Source material: Begin

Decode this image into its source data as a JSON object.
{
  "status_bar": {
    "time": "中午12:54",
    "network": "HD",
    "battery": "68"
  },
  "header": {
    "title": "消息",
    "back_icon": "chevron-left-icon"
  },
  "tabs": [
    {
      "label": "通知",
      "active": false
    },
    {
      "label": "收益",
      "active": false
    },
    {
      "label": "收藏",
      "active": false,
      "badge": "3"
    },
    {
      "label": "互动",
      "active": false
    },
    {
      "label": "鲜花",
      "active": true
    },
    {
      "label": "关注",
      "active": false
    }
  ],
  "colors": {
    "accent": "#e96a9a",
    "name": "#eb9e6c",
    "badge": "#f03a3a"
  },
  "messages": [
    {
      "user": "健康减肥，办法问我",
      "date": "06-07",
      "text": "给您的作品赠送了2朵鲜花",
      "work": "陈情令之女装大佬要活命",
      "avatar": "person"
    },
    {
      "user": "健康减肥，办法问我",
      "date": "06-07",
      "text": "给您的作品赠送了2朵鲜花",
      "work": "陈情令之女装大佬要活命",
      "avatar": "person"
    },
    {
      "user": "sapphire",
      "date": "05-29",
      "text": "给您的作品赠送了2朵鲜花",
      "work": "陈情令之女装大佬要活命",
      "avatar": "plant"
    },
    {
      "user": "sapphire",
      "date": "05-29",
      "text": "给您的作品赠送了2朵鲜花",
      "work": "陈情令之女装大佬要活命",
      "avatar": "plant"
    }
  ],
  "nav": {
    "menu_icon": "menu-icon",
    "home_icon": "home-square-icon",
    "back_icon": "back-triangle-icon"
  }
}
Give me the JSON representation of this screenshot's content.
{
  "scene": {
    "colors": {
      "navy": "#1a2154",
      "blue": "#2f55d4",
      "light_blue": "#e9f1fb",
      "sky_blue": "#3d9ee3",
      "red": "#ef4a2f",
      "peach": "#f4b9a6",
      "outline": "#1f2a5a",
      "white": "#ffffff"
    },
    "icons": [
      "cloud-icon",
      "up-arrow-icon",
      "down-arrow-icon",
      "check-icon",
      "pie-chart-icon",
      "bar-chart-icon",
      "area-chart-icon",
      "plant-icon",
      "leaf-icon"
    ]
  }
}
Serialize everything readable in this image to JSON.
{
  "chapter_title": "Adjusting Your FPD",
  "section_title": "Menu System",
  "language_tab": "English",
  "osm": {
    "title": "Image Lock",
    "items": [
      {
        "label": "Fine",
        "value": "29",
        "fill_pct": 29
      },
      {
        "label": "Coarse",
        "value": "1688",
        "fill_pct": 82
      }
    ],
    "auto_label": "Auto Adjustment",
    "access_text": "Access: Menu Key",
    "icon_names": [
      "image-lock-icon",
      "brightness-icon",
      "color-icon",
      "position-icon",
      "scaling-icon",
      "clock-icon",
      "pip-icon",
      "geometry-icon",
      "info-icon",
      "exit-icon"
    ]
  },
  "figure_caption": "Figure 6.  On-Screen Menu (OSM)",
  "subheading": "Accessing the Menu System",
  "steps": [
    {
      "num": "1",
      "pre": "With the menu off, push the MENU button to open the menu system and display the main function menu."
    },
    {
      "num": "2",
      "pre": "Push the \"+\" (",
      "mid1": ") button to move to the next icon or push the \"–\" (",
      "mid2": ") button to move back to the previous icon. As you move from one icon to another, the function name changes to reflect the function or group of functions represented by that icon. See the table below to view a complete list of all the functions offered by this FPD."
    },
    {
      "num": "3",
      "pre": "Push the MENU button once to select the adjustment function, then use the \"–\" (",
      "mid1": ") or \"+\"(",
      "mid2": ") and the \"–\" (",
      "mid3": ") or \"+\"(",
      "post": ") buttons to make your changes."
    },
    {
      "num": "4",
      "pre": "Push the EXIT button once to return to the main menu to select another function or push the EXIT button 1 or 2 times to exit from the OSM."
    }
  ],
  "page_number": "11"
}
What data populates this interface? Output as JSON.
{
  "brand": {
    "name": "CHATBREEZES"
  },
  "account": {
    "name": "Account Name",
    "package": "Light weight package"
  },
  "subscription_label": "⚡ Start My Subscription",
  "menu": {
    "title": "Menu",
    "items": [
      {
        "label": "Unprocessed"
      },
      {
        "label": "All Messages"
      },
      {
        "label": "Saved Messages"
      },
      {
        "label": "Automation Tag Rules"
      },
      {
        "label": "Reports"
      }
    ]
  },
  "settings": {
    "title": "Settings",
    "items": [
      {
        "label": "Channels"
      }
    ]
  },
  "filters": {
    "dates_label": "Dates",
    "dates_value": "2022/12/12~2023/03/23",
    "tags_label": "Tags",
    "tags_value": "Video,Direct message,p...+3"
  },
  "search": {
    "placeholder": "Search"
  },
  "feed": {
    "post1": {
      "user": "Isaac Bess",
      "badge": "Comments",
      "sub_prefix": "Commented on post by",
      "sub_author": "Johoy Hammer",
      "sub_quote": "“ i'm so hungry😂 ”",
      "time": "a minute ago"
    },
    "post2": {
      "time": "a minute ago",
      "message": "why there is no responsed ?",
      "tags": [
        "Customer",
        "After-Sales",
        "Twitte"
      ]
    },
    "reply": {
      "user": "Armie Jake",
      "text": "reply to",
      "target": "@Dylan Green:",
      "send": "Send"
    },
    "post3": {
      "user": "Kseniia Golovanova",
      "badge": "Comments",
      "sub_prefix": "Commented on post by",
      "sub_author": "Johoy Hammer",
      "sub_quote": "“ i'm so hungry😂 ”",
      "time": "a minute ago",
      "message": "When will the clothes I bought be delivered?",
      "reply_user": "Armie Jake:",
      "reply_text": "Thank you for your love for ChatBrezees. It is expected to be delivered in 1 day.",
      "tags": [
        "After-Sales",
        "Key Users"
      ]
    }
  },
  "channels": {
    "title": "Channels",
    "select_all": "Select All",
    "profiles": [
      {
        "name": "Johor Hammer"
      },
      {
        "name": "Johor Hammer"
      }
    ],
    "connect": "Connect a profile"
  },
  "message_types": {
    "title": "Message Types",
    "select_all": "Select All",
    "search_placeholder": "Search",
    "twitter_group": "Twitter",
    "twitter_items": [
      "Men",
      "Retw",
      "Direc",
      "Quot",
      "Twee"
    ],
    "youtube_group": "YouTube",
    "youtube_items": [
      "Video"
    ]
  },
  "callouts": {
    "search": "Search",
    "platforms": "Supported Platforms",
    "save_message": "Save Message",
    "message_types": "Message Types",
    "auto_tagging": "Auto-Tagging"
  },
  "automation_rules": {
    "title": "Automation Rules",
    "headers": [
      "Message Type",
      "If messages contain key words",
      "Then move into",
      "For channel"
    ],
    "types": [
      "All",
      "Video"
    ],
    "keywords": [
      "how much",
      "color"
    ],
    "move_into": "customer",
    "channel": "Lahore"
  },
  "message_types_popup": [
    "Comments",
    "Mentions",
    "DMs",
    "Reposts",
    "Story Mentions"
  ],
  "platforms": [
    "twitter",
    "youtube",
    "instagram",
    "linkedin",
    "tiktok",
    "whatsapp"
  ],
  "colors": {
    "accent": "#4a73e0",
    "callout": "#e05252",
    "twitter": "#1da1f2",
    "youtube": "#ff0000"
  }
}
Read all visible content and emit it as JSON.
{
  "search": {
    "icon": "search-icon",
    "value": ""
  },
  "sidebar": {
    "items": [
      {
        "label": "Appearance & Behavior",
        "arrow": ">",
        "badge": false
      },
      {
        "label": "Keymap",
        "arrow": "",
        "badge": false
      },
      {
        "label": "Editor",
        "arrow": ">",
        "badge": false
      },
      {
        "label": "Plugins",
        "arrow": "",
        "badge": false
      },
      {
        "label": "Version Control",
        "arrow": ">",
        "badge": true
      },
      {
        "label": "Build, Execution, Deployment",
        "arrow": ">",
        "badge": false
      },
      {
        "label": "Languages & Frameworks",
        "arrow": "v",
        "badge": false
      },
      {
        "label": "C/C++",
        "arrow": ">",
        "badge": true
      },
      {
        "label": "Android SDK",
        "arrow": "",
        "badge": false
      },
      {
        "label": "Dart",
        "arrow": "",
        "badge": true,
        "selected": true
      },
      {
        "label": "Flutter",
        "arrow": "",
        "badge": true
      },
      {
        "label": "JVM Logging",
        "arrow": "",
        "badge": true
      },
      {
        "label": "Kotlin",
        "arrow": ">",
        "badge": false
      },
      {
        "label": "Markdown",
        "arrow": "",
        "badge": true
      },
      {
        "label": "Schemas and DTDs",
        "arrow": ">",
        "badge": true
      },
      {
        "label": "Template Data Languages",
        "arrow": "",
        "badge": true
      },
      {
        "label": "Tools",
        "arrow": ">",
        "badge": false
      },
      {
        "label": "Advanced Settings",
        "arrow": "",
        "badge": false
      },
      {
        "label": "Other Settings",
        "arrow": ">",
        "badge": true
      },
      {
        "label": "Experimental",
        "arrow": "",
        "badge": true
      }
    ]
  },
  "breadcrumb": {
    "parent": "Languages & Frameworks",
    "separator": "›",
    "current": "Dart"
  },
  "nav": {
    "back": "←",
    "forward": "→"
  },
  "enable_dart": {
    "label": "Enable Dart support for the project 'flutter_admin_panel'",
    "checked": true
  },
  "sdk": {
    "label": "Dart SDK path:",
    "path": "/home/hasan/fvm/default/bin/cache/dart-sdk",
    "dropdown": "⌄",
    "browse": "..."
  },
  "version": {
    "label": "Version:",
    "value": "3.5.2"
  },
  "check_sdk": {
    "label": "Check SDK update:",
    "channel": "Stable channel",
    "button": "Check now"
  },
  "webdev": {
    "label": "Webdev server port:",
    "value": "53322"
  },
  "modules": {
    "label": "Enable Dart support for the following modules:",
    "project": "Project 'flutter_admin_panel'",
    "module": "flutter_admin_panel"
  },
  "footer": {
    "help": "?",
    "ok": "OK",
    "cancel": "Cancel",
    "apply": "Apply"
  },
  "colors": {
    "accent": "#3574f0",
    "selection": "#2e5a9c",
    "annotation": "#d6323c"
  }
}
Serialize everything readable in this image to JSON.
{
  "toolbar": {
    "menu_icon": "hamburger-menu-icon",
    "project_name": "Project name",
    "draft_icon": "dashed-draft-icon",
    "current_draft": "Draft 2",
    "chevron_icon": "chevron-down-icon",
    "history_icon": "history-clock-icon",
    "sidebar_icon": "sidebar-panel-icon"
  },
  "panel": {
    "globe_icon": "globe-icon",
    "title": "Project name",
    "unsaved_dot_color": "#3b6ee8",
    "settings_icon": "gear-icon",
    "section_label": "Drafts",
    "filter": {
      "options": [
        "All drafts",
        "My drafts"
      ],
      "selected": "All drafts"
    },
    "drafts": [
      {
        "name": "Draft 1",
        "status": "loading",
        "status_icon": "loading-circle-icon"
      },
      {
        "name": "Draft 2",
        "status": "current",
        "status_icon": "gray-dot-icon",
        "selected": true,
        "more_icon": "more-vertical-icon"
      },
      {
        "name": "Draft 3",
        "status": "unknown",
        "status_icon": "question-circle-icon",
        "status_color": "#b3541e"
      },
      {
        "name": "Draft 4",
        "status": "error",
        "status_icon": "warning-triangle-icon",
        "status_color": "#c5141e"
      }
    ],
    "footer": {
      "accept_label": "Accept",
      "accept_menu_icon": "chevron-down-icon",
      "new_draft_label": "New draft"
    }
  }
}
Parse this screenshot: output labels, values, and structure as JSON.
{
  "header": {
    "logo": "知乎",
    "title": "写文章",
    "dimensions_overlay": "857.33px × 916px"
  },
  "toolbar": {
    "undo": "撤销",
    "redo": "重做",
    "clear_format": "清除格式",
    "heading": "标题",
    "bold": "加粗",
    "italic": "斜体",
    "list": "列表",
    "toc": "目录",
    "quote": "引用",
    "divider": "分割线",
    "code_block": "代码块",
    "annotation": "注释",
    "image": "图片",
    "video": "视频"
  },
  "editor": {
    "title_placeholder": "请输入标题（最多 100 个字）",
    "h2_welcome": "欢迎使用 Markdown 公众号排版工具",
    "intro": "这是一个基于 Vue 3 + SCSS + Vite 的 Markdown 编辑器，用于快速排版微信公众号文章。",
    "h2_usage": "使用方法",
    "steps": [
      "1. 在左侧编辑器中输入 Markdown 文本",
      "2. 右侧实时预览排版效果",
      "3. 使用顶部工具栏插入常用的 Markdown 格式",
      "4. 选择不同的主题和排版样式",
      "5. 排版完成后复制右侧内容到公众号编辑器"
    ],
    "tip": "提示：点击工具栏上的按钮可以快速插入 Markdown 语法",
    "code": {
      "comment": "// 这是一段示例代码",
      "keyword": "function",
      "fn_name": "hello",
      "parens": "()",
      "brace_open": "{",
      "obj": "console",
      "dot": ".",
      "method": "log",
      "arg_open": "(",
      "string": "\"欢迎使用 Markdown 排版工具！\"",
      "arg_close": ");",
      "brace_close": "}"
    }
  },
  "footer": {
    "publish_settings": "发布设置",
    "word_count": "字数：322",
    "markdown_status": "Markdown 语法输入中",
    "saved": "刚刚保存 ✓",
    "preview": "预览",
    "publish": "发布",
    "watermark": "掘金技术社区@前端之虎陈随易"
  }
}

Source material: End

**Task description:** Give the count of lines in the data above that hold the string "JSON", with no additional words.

**Answer to the problem:** 7